What the task requires:
Write out the entries exactly, leaving out every picture.

The data:
++++++
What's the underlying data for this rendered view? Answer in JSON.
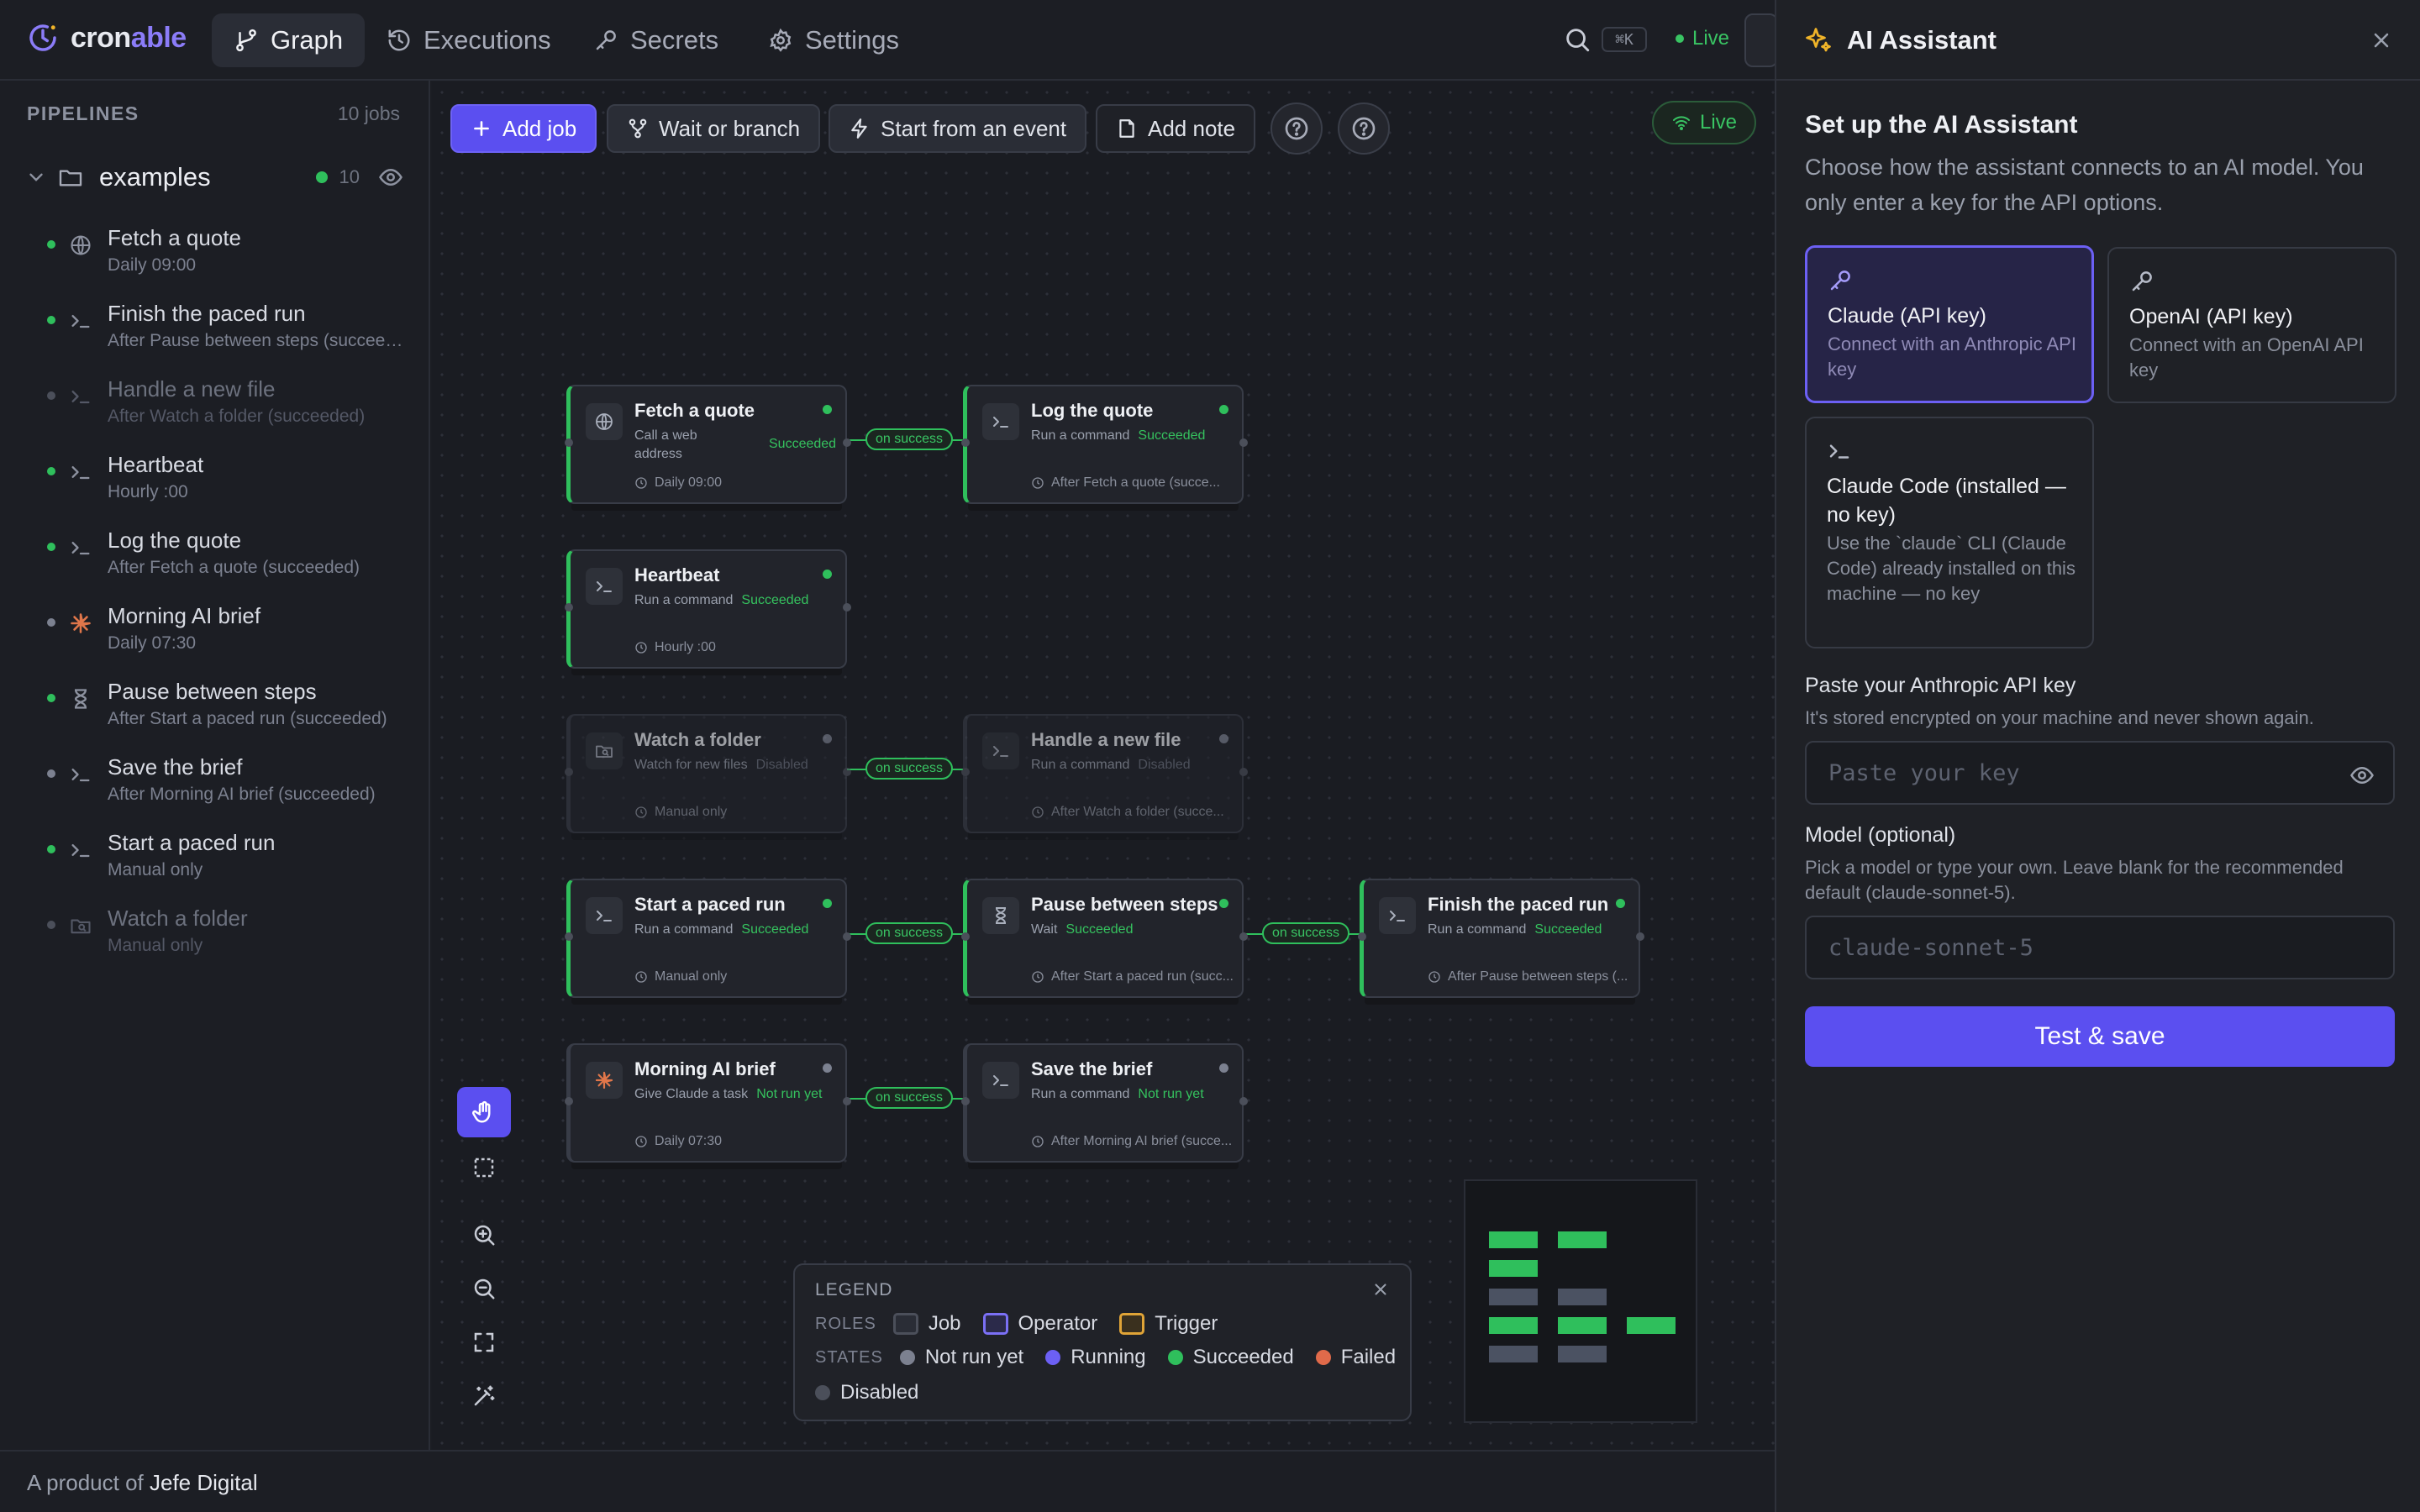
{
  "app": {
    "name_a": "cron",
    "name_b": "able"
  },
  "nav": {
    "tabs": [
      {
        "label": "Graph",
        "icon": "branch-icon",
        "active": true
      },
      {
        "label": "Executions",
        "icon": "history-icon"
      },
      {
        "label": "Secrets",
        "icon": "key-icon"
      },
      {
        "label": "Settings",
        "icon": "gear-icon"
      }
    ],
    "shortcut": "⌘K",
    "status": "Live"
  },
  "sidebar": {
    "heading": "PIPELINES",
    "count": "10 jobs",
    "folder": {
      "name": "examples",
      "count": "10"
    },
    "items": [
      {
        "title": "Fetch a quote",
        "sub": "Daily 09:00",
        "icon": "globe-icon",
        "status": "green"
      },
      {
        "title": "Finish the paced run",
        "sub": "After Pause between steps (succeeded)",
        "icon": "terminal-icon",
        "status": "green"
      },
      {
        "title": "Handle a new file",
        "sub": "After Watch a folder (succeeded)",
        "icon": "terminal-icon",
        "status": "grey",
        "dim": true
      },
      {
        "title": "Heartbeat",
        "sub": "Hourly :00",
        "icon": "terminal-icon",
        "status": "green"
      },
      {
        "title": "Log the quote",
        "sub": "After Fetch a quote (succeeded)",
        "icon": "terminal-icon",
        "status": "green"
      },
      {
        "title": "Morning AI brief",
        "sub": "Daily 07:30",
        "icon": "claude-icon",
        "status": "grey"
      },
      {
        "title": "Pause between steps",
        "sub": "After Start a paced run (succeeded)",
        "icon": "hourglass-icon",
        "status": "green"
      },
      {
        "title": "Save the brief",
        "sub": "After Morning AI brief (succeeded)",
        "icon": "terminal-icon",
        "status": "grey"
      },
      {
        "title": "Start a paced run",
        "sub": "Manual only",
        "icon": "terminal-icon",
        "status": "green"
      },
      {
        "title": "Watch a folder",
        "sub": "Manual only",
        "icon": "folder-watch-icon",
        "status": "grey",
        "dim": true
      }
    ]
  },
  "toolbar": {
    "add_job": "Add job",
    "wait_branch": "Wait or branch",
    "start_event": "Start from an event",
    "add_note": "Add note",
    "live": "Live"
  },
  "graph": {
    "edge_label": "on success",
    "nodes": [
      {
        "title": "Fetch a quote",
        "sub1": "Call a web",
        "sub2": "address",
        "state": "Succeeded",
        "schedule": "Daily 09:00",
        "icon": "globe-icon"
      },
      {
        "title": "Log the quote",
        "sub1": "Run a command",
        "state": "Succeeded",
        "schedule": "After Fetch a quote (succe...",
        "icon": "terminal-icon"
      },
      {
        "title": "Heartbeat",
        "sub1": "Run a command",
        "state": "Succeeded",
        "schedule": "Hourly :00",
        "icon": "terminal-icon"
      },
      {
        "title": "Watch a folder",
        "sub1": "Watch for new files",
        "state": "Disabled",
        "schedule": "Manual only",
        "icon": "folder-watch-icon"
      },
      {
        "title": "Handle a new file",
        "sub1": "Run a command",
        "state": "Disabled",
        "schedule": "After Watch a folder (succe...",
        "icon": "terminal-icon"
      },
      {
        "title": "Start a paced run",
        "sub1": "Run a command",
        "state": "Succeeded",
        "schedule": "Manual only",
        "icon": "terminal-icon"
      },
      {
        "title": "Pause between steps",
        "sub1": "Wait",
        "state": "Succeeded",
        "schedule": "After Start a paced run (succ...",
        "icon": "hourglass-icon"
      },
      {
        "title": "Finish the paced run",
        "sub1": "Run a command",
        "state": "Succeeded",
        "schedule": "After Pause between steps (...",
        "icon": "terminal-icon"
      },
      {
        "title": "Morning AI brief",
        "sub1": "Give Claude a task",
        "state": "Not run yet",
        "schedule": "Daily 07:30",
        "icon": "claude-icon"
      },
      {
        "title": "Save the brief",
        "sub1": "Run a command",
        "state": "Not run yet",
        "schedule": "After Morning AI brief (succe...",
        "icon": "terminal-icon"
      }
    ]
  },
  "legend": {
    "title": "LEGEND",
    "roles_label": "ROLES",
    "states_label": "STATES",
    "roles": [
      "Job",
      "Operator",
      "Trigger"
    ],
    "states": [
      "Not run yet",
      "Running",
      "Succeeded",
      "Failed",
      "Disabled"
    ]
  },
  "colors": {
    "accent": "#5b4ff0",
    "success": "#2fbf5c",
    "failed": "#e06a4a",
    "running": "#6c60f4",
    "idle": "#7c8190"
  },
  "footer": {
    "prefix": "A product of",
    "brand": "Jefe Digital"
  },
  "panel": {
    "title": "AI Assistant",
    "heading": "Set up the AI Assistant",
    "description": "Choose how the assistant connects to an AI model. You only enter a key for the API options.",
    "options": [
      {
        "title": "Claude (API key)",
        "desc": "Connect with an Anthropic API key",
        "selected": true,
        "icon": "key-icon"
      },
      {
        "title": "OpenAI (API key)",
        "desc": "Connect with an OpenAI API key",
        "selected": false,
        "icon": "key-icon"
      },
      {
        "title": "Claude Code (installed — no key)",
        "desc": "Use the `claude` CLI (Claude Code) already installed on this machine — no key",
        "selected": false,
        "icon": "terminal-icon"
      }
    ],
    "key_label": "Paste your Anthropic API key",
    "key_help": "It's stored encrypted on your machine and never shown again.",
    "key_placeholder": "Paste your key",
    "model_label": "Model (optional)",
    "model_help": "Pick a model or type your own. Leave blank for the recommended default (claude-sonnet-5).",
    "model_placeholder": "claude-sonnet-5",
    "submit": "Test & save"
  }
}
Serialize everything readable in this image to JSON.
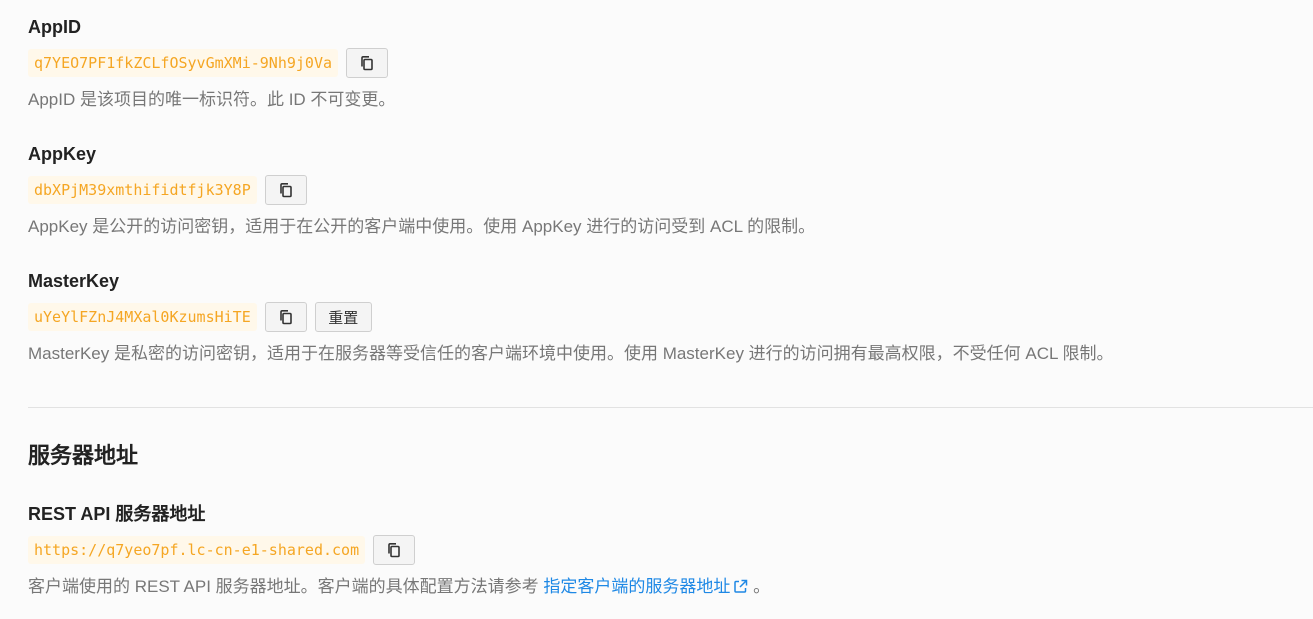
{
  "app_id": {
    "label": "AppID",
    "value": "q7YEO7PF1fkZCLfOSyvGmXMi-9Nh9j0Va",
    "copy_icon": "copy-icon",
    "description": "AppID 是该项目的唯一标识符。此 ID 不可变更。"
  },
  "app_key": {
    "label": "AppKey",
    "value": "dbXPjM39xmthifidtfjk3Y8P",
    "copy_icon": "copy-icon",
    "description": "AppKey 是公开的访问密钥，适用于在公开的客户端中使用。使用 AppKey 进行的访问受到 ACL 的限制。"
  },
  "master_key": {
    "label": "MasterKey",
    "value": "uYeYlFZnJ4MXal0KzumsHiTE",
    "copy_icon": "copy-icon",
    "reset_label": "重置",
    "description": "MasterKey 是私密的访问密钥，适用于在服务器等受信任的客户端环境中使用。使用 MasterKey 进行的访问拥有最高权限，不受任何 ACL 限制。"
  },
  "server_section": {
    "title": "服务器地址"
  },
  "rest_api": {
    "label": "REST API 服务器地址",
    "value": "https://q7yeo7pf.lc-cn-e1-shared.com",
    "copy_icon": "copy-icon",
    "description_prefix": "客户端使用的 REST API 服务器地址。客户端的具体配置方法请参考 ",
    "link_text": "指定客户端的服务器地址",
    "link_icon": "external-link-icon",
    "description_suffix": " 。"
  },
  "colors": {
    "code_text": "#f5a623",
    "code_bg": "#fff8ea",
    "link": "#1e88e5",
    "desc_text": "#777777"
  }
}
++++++
Reply to the task:
What's the underlying data for this rendered view? Answer in JSON.
{
  "app": {
    "name_a": "cron",
    "name_b": "able"
  },
  "nav": {
    "tabs": [
      {
        "label": "Graph",
        "icon": "branch-icon",
        "active": true
      },
      {
        "label": "Executions",
        "icon": "history-icon"
      },
      {
        "label": "Secrets",
        "icon": "key-icon"
      },
      {
        "label": "Settings",
        "icon": "gear-icon"
      }
    ],
    "shortcut": "⌘K",
    "status": "Live"
  },
  "sidebar": {
    "heading": "PIPELINES",
    "count": "10 jobs",
    "folder": {
      "name": "examples",
      "count": "10"
    },
    "items": [
      {
        "title": "Fetch a quote",
        "sub": "Daily 09:00",
        "icon": "globe-icon",
        "status": "green"
      },
      {
        "title": "Finish the paced run",
        "sub": "After Pause between steps (succeeded)",
        "icon": "terminal-icon",
        "status": "green"
      },
      {
        "title": "Handle a new file",
        "sub": "After Watch a folder (succeeded)",
        "icon": "terminal-icon",
        "status": "grey",
        "dim": true
      },
      {
        "title": "Heartbeat",
        "sub": "Hourly :00",
        "icon": "terminal-icon",
        "status": "green"
      },
      {
        "title": "Log the quote",
        "sub": "After Fetch a quote (succeeded)",
        "icon": "terminal-icon",
        "status": "green"
      },
      {
        "title": "Morning AI brief",
        "sub": "Daily 07:30",
        "icon": "claude-icon",
        "status": "grey"
      },
      {
        "title": "Pause between steps",
        "sub": "After Start a paced run (succeeded)",
        "icon": "hourglass-icon",
        "status": "green"
      },
      {
        "title": "Save the brief",
        "sub": "After Morning AI brief (succeeded)",
        "icon": "terminal-icon",
        "status": "grey"
      },
      {
        "title": "Start a paced run",
        "sub": "Manual only",
        "icon": "terminal-icon",
        "status": "green"
      },
      {
        "title": "Watch a folder",
        "sub": "Manual only",
        "icon": "folder-watch-icon",
        "status": "grey",
        "dim": true
      }
    ]
  },
  "toolbar": {
    "add_job": "Add job",
    "wait_branch": "Wait or branch",
    "start_event": "Start from an event",
    "add_note": "Add note",
    "live": "Live"
  },
  "graph": {
    "edge_label": "on success",
    "nodes": [
      {
        "title": "Fetch a quote",
        "sub1": "Call a web",
        "sub2": "address",
        "state": "Succeeded",
        "schedule": "Daily 09:00",
        "icon": "globe-icon"
      },
      {
        "title": "Log the quote",
        "sub1": "Run a command",
        "state": "Succeeded",
        "schedule": "After Fetch a quote (succe...",
        "icon": "terminal-icon"
      },
      {
        "title": "Heartbeat",
        "sub1": "Run a command",
        "state": "Succeeded",
        "schedule": "Hourly :00",
        "icon": "terminal-icon"
      },
      {
        "title": "Watch a folder",
        "sub1": "Watch for new files",
        "state": "Disabled",
        "schedule": "Manual only",
        "icon": "folder-watch-icon"
      },
      {
        "title": "Handle a new file",
        "sub1": "Run a command",
        "state": "Disabled",
        "schedule": "After Watch a folder (succe...",
        "icon": "terminal-icon"
      },
      {
        "title": "Start a paced run",
        "sub1": "Run a command",
        "state": "Succeeded",
        "schedule": "Manual only",
        "icon": "terminal-icon"
      },
      {
        "title": "Pause between steps",
        "sub1": "Wait",
        "state": "Succeeded",
        "schedule": "After Start a paced run (succ...",
        "icon": "hourglass-icon"
      },
      {
        "title": "Finish the paced run",
        "sub1": "Run a command",
        "state": "Succeeded",
        "schedule": "After Pause between steps (...",
        "icon": "terminal-icon"
      },
      {
        "title": "Morning AI brief",
        "sub1": "Give Claude a task",
        "state": "Not run yet",
        "schedule": "Daily 07:30",
        "icon": "claude-icon"
      },
      {
        "title": "Save the brief",
        "sub1": "Run a command",
        "state": "Not run yet",
        "schedule": "After Morning AI brief (succe...",
        "icon": "terminal-icon"
      }
    ]
  },
  "legend": {
    "title": "LEGEND",
    "roles_label": "ROLES",
    "states_label": "STATES",
    "roles": [
      "Job",
      "Operator",
      "Trigger"
    ],
    "states": [
      "Not run yet",
      "Running",
      "Succeeded",
      "Failed",
      "Disabled"
    ]
  },
  "colors": {
    "accent": "#5b4ff0",
    "success": "#2fbf5c",
    "failed": "#e06a4a",
    "running": "#6c60f4",
    "idle": "#7c8190"
  },
  "footer": {
    "prefix": "A product of",
    "brand": "Jefe Digital"
  },
  "panel": {
    "title": "AI Assistant",
    "heading": "Set up the AI Assistant",
    "description": "Choose how the assistant connects to an AI model. You only enter a key for the API options.",
    "options": [
      {
        "title": "Claude (API key)",
        "desc": "Connect with an Anthropic API key",
        "selected": true,
        "icon": "key-icon"
      },
      {
        "title": "OpenAI (API key)",
        "desc": "Connect with an OpenAI API key",
        "selected": false,
        "icon": "key-icon"
      },
      {
        "title": "Claude Code (installed — no key)",
        "desc": "Use the `claude` CLI (Claude Code) already installed on this machine — no key",
        "selected": false,
        "icon": "terminal-icon"
      }
    ],
    "key_label": "Paste your Anthropic API key",
    "key_help": "It's stored encrypted on your machine and never shown again.",
    "key_placeholder": "Paste your key",
    "model_label": "Model (optional)",
    "model_help": "Pick a model or type your own. Leave blank for the recommended default (claude-sonnet-5).",
    "model_placeholder": "claude-sonnet-5",
    "submit": "Test & save"
  }
}
Serialize everything readable in this image to JSON.
{
  "app_id": {
    "label": "AppID",
    "value": "q7YEO7PF1fkZCLfOSyvGmXMi-9Nh9j0Va",
    "copy_icon": "copy-icon",
    "description": "AppID 是该项目的唯一标识符。此 ID 不可变更。"
  },
  "app_key": {
    "label": "AppKey",
    "value": "dbXPjM39xmthifidtfjk3Y8P",
    "copy_icon": "copy-icon",
    "description": "AppKey 是公开的访问密钥，适用于在公开的客户端中使用。使用 AppKey 进行的访问受到 ACL 的限制。"
  },
  "master_key": {
    "label": "MasterKey",
    "value": "uYeYlFZnJ4MXal0KzumsHiTE",
    "copy_icon": "copy-icon",
    "reset_label": "重置",
    "description": "MasterKey 是私密的访问密钥，适用于在服务器等受信任的客户端环境中使用。使用 MasterKey 进行的访问拥有最高权限，不受任何 ACL 限制。"
  },
  "server_section": {
    "title": "服务器地址"
  },
  "rest_api": {
    "label": "REST API 服务器地址",
    "value": "https://q7yeo7pf.lc-cn-e1-shared.com",
    "copy_icon": "copy-icon",
    "description_prefix": "客户端使用的 REST API 服务器地址。客户端的具体配置方法请参考 ",
    "link_text": "指定客户端的服务器地址",
    "link_icon": "external-link-icon",
    "description_suffix": " 。"
  },
  "colors": {
    "code_text": "#f5a623",
    "code_bg": "#fff8ea",
    "link": "#1e88e5",
    "desc_text": "#777777"
  }
}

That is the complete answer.